## Problem requirements
Note each line of the entries that includes "icon". Then copy those lines.

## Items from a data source
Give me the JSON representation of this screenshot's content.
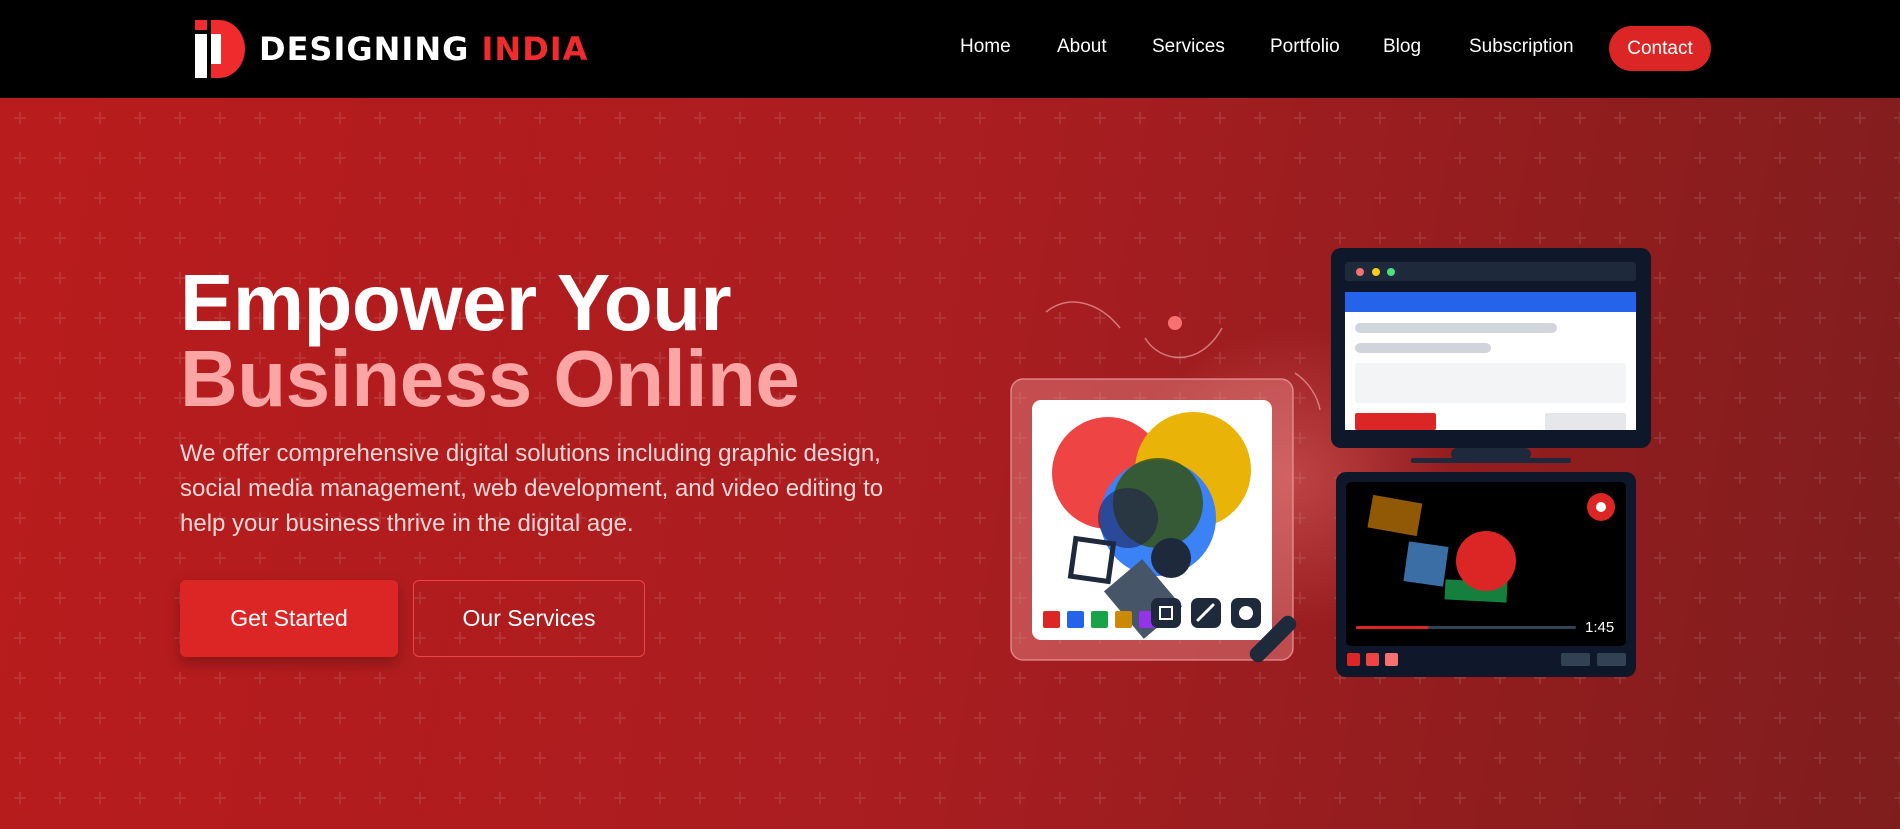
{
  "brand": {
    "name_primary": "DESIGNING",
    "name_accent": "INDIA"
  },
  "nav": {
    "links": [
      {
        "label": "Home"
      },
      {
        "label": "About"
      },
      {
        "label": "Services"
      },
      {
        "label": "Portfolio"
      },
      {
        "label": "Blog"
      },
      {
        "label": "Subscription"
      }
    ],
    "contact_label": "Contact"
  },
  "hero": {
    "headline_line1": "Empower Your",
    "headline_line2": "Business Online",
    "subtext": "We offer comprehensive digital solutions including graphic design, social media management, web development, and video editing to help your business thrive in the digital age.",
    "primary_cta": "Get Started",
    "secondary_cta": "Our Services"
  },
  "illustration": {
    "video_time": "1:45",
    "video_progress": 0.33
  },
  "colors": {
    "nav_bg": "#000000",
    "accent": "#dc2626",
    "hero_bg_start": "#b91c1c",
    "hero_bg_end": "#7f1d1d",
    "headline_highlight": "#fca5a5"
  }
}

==

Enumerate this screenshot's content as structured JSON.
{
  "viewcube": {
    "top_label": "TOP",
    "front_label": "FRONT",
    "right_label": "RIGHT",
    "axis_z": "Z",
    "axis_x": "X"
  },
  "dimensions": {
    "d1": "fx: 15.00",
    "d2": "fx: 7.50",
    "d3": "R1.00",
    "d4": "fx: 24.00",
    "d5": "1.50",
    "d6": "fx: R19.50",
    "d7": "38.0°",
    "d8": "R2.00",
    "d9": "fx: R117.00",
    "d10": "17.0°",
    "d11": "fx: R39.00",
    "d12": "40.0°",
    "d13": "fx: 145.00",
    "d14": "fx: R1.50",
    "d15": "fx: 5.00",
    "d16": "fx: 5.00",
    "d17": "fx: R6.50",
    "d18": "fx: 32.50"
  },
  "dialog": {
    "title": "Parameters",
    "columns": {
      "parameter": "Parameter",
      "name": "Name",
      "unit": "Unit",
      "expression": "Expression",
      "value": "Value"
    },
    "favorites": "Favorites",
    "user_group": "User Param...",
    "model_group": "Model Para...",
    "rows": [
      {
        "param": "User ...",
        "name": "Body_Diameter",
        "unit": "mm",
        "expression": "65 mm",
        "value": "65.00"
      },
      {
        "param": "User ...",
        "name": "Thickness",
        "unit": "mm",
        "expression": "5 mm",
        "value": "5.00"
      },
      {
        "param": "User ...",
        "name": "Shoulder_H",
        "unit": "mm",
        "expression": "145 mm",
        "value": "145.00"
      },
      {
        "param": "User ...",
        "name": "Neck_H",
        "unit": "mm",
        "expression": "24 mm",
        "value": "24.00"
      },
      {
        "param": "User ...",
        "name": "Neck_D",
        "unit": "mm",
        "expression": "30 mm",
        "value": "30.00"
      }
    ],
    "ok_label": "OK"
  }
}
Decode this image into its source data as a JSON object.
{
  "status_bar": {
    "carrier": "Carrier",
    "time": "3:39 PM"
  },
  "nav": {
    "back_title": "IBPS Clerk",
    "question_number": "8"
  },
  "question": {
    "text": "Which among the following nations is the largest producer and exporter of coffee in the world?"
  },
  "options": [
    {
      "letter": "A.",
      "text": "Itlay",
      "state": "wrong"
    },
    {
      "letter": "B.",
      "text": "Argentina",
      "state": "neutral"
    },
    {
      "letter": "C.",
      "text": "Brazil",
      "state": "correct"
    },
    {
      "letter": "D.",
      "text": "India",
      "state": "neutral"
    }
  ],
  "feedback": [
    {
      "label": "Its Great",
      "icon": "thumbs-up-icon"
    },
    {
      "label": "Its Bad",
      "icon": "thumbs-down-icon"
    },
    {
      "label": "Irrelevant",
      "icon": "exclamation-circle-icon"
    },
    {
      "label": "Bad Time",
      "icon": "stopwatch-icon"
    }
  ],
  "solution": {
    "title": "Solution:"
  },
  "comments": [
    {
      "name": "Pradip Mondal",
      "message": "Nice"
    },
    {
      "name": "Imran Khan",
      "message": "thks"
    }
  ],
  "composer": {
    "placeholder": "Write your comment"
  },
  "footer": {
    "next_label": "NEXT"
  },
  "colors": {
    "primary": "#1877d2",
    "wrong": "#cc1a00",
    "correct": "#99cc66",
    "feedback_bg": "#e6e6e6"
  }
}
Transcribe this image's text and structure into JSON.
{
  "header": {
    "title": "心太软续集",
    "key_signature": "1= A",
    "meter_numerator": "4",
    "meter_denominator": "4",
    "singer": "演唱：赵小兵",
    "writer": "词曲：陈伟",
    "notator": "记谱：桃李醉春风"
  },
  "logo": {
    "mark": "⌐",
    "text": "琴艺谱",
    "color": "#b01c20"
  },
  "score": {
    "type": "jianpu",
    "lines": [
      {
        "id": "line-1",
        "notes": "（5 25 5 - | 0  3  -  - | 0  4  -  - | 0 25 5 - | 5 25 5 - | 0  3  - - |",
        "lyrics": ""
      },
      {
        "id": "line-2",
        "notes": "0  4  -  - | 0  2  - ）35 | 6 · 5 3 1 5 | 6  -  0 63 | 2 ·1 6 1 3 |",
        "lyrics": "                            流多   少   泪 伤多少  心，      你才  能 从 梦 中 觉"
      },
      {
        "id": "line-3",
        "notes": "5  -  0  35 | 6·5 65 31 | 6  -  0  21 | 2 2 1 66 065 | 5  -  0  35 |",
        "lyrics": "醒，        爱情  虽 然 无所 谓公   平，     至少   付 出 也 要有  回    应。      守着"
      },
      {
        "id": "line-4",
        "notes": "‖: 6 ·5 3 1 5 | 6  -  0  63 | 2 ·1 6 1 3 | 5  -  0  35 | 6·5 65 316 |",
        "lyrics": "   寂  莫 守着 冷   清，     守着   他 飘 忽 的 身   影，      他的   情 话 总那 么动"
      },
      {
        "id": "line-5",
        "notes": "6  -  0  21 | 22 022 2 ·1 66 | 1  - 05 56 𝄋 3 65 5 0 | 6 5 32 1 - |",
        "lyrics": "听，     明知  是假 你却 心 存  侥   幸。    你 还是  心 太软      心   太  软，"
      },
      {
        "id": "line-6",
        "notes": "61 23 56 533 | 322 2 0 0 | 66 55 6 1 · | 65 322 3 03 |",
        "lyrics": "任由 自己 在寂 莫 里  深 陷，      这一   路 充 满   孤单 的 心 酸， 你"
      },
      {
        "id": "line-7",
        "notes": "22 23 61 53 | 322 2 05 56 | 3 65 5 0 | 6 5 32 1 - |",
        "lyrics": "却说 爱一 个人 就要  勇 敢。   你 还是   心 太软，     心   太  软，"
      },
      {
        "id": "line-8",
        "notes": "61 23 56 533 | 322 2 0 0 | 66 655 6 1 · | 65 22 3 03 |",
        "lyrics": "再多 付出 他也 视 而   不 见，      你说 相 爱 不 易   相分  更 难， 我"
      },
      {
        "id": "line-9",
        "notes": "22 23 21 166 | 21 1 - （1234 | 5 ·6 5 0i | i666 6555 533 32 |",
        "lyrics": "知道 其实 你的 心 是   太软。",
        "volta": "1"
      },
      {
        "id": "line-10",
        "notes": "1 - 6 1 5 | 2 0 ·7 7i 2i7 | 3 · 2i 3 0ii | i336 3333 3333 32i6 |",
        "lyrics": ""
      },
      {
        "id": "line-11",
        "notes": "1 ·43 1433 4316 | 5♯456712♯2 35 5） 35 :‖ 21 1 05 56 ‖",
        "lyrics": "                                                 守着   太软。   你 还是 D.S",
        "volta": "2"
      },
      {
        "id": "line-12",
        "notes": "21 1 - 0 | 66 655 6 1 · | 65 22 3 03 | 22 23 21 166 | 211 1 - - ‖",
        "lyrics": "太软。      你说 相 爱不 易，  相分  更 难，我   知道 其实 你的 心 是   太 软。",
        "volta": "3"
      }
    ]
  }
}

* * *

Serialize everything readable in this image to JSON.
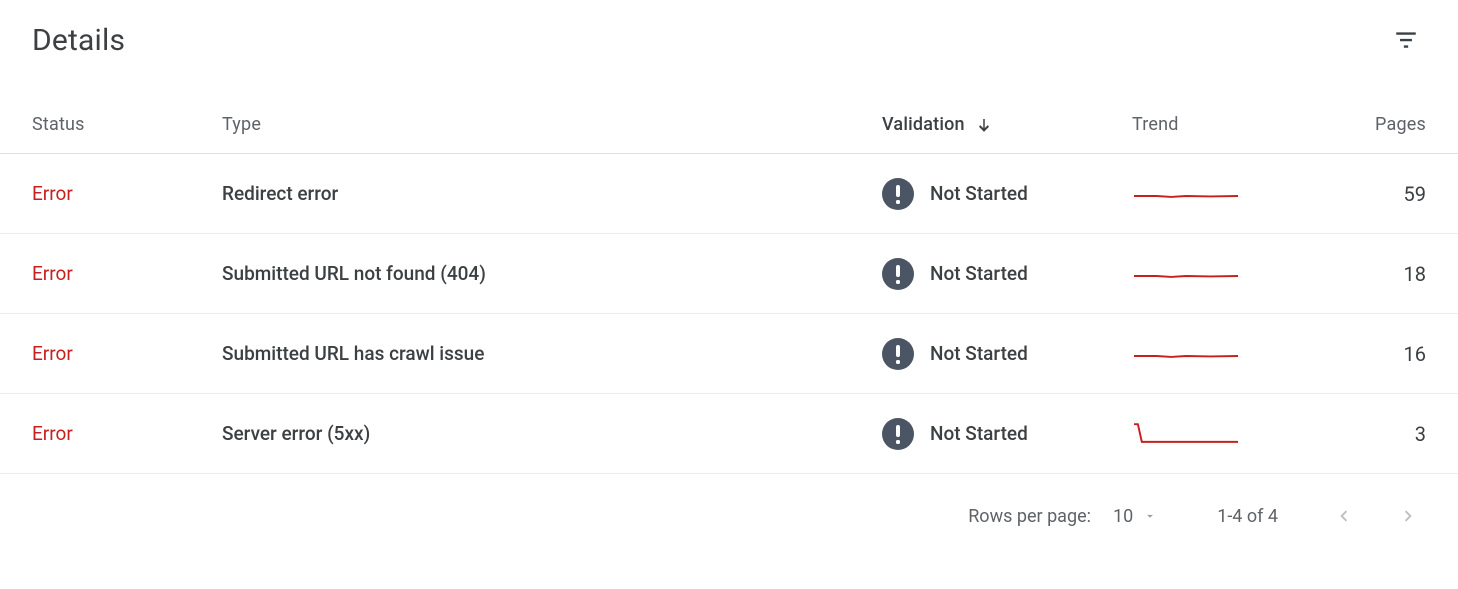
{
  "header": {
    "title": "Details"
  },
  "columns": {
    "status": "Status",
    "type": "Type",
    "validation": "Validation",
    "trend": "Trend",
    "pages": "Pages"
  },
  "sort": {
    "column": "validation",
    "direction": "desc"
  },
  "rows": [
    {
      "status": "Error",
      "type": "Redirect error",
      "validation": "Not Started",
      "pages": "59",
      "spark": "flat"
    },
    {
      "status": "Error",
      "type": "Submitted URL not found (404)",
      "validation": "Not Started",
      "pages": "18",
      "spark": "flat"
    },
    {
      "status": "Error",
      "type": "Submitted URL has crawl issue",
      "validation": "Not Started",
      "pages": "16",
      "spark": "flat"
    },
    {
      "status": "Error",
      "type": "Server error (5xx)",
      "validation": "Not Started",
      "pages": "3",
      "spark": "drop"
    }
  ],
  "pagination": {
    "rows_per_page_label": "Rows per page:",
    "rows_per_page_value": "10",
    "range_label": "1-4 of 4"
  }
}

## Task result
      "icon": "thumbs-up-icon"
      "icon": "thumbs-down-icon"
      "icon": "exclamation-circle-icon"
      "icon": "stopwatch-icon"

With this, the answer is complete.